Jack Leroy Wilson Jr. (June 9, 1934 – January 21, 1984) was an American soul singer and performer. A tenor with a four-octave range, Wilson was a prominent figure in the transition of rhythm and blues into soul. Wilson was considered a master showman and one of the most dynamic singers and performers in pop, R&B, and rock and roll history, earning the nickname “Mr. Excitement”.
Wilson gained initial fame as a member of the R&B vocal group Billy Ward and His Dominoes. He went solo in 1957 and scored over 50 chart singles spanning the genres of R&B, pop, soul, doo-wop and easy listening, including 16 R&B Top 10 hits, in which six R&B of the repertoire ranked as number ones. On the Billboard Hot 100, Wilson scored 14 top 20 pop hits, six of which reached the top 10.
Wilson was posthumously inducted to the Rock and Roll Hall of Fame in 1987. He is also inducted into the National Rhythm & Blues Hall of Fame. Two of Wilson’s recordings were inducted into the Grammy Hall of Fame in 1999. He was honored with the Rhythm and Blues Foundation‘s Legacy Tribute Award in 2003. In 2004, Rolling Stone magazine ranked Jackie Wilson No. 69 on its list of the 100 Greatest Artists of All Time, and number 26 as one of the greatest singers of all time.

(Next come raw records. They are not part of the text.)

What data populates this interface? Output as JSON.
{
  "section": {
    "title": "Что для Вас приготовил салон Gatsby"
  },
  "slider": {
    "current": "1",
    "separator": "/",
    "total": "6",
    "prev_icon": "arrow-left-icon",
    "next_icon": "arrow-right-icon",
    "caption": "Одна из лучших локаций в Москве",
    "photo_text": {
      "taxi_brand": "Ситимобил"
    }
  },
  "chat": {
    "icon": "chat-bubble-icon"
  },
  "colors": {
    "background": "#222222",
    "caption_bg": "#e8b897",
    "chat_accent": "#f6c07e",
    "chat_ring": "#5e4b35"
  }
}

Jack Leroy Wilson Jr. was born on June 9, 1934, in Highland Park, Michigan, as the third and only surviving child of singer-songwriter Jack Leroy Wilson, Sr. (1903–1983) and Eliza Mae Wilson (1900–1975). Eliza Mae was born on the Billups-Whitfield Place in Lowndes County, Mississippi. Eliza Mae’s parents were Tom and Virginia Ransom. Wilson often visited his family in Columbusand was greatly influenced by the choir at Billups Chapel. Growing up in the suburban Detroit enclave of Highland Park, Wilson joined a gang called the Shakers and often got himself in trouble. Wilson’s alcoholic father was frequently absent and usually unemployed. In 1943, his parents separated shortly after Jackie’s ninth birthday.